And then Shane rode in, on a white horse.
Like the stray gunfighter of the same name in Jack Schaefer’s novel, “he came steadily on,” and “without slackening the pace” moved “steadily on our side.” On our side. “I don’t need the money,” Shane has said repeatedly, “I have money. I want to fight the biggest fights for the fans, the legacy fights.”
Larger forces had a hand in shifting circumstances. A lesser bout against Andre Berto was cancelled in the aftermath of an earthquake, and Shane, though gracious, was left with the tumbleweeds. When Pacquiao signed to face Joshua Clottey, Floyd was left scanning the field. Shane’s in-the-ring challenge after the Marquez fight still echoed in his ears and he was under pressure to come to terms.

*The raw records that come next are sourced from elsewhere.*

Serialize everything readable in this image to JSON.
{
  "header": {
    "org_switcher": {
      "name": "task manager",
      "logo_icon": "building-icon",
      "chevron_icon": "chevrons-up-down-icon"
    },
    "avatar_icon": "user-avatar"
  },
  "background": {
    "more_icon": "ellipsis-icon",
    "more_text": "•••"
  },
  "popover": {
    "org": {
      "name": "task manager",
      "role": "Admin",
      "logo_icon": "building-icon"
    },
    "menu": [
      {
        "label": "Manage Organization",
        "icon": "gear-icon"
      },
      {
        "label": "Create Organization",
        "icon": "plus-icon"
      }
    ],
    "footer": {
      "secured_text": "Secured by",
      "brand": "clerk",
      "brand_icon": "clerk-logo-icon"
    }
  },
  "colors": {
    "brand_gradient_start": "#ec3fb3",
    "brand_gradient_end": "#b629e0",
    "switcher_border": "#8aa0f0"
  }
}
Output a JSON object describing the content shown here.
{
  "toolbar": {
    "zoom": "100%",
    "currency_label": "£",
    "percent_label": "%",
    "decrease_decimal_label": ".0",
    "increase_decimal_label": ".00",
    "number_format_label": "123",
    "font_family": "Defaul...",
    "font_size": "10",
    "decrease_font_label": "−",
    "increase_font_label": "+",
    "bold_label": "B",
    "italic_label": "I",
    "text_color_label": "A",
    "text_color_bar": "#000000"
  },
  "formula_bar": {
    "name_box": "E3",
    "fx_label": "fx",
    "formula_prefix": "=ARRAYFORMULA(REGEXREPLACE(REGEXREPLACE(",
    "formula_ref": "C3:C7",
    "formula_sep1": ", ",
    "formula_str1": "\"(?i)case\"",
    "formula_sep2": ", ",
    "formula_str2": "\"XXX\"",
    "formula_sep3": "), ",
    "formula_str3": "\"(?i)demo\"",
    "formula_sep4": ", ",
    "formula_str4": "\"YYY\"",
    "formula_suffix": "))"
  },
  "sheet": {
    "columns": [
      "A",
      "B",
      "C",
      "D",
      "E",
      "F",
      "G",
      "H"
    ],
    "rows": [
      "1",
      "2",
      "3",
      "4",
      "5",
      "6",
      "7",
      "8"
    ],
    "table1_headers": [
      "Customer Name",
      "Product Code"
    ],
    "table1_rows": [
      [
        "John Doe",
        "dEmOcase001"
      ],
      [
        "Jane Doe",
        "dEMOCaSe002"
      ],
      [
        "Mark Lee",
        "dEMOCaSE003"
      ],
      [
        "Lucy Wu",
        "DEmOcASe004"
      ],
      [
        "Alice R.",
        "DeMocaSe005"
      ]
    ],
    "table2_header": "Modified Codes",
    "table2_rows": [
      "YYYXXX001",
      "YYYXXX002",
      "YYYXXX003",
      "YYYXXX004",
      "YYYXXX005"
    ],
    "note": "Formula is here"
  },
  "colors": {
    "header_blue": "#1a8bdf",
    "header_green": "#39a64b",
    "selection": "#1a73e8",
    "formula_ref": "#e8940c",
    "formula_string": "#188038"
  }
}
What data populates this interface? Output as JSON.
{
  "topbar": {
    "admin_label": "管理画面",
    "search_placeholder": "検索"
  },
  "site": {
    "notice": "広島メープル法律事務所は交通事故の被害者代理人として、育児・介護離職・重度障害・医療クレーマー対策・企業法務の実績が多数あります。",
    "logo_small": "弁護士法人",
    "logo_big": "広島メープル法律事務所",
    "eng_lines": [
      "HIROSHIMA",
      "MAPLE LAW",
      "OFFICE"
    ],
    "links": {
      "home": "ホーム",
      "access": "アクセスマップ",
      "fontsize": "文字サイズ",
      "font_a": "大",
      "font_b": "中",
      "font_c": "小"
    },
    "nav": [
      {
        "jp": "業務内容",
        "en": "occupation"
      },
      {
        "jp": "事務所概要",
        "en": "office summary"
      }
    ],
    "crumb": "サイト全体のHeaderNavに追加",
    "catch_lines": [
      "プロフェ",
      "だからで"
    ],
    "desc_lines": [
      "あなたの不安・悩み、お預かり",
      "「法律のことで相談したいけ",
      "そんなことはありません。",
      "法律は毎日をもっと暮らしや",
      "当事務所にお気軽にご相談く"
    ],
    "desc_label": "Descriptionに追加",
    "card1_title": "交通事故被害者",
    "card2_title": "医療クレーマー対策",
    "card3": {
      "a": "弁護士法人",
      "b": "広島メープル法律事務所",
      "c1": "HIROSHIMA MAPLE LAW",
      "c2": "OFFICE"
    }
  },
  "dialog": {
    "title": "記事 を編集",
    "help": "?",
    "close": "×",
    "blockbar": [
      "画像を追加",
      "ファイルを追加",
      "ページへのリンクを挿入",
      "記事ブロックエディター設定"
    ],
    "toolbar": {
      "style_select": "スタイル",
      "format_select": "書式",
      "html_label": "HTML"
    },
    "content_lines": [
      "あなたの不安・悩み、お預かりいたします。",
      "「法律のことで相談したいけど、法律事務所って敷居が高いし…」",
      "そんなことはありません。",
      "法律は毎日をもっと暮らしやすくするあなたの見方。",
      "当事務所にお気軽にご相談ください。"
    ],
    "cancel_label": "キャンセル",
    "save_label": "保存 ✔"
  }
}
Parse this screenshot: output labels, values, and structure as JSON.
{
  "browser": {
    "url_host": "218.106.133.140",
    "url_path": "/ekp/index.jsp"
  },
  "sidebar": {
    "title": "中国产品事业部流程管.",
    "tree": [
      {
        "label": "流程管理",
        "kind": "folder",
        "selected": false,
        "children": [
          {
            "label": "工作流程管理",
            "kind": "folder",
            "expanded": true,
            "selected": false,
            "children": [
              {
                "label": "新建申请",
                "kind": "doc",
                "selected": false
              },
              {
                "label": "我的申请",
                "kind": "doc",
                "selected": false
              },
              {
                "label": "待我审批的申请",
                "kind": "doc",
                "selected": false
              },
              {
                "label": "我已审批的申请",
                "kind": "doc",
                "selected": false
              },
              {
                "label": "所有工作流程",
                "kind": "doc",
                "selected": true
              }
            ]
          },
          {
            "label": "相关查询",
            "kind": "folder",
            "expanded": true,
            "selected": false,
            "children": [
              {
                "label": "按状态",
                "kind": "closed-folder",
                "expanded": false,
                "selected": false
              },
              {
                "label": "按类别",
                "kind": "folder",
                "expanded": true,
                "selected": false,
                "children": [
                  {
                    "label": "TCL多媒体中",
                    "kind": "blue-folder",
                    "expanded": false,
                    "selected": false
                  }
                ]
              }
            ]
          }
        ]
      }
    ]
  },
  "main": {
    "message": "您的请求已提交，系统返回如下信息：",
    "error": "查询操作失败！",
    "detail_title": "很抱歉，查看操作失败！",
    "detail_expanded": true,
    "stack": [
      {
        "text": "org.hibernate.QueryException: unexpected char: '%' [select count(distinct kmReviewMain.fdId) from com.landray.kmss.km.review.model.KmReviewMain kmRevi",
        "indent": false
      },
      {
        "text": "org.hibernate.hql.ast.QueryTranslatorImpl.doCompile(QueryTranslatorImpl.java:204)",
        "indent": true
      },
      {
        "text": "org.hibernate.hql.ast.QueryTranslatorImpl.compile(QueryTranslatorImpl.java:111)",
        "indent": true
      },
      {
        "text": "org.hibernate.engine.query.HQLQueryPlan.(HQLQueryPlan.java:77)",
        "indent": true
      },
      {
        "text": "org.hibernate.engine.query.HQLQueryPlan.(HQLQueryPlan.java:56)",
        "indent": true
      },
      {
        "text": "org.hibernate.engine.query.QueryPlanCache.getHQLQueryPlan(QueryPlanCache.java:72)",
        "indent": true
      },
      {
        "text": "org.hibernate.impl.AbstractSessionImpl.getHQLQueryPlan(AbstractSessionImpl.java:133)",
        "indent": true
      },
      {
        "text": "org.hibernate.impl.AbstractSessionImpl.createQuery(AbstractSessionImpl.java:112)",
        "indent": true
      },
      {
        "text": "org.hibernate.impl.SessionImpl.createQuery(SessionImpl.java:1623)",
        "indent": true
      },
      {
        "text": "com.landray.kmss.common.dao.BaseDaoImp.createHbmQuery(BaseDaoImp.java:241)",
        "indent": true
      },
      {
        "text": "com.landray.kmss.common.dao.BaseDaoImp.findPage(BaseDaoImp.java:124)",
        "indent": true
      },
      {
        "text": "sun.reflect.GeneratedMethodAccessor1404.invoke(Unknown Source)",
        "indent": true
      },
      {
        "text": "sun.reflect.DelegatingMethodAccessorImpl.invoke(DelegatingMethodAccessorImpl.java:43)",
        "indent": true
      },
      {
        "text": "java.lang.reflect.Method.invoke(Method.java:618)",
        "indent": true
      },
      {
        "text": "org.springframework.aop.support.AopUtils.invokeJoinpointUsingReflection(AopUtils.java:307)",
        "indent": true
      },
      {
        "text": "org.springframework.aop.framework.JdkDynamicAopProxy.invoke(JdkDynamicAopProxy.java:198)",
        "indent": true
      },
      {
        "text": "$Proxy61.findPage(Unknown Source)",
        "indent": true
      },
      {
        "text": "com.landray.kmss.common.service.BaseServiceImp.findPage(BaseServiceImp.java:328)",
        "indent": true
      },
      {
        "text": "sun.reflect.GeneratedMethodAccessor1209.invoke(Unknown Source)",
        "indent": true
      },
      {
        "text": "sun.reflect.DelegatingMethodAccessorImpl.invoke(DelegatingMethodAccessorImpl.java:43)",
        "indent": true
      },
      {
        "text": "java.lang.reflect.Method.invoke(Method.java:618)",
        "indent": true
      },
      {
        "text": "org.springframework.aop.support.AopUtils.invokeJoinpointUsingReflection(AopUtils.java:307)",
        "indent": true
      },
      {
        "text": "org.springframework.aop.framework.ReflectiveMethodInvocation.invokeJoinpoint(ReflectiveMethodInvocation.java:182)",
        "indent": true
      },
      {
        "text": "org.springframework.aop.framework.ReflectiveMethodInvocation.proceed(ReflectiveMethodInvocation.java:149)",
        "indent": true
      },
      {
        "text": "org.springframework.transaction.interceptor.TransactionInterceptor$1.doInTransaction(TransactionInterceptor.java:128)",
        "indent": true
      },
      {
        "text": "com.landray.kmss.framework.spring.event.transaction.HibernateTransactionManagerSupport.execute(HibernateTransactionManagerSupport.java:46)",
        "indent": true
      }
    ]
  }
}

It seemed that the ever-elusive Floyd was finally cornered.
“He was forced into it,” claims Jack Mosley.
The elder Mosley told this writer that Shane has been ready and willing to fight Floyd for at least ten years and that father and son have long since deconstructed the Mayweather style. In fact, “he’s been beating Floyd up every week for years already,” Mosley claims, “so unless Floyd does something different, he’s going to get beat up again,” this time literally. What’s more, Mosley believes that Floyd has not improved but devolved. Due to injuries and perhaps even fear, he is not the fighter he was at junior lightweight or lightweight. How difficult will Floyd be for Shane? Jack scoffs at the question. “I don’t think it is going to be a hard fight for Shane,” he says –unless Floyd decides to “run like Bugs Bunny.” Forget about Shane’s loss to Cotto. Mosley insists that scar tissue in Shane’s nose blocked over 40% of his oxygen intake during that fight. It was surgically corrected before the Margarito fight and we all saw the difference. As a result, Shane’s conditioning is better now than it has been for years, and Mosley promises that his son is prepared to give Floyd “a whole lot to think about.”
Years ago, Shane extended his glove to hungry, avoided fighters. Shane, now 38, is still hungry. He has also been avoided. The courtesy he gave others is now being returned, albeit from an unlikely perch. Shane has an opportunity to prove once and for all that he is the best, if not the faster gun in the wild welterweight division. His benefactor seeks the same and will stand opposite him in more ways than one. Floyd, who claims that Shane had once refused to fight him because of a “toothache”; Floyd, whom Shane called a lowdown “liar” for even questioning his willingness to fight anybody.
Floyd has been knocking over carriages instead of trains but wants you to believe that he’s Jesse James. Criticism of his resume is valid though it doesn’t mean that he isn’t right –Floyd Mayweather Jr. is Jesse James. We’ve seen his brilliance. To Jack Mosley, Floyd has diminished from whatever he was ten years ago. Mosley may be wrong. All of his critics could be wrong. Perhaps the true height of Floyd’s brilliance is still unknown precisely because he has not been tested. Perhaps his best is yet to be seen.
We’ll see it soon because he’ll need it.
The mountain resort at Big Bear Lake in California has an elevation near nine thousand feet. The air is thin at that altitude and the scenery is breath-taking. In the solitude of a training camp, where a man’s mind narrows to a fine edge and his mission takes on the kaleidoscope colors of a defining moment, an aging gunfighter is polishing his guns.
May 1st at the MGM Grand in Las Vegas is high noon.
Nazeem Richardson’s statements were derived from ‘Guard Your Grill Boxing, episode 131’ (http://www.youtube.com/user/guardyourgrilltv). Burt Bacharach and Hal David wrote the lyrics to “The Man Who Shot Liberty Valance,” which is reproduced in part in the second paragraph. “The Code of the West” is found in the work of historian Ramon F. Adams, including his book The Cowman and His Code of Ethics (1969).
Special thanks to Jack Mosley.
Springs Toledo can be contacted at email@example.com.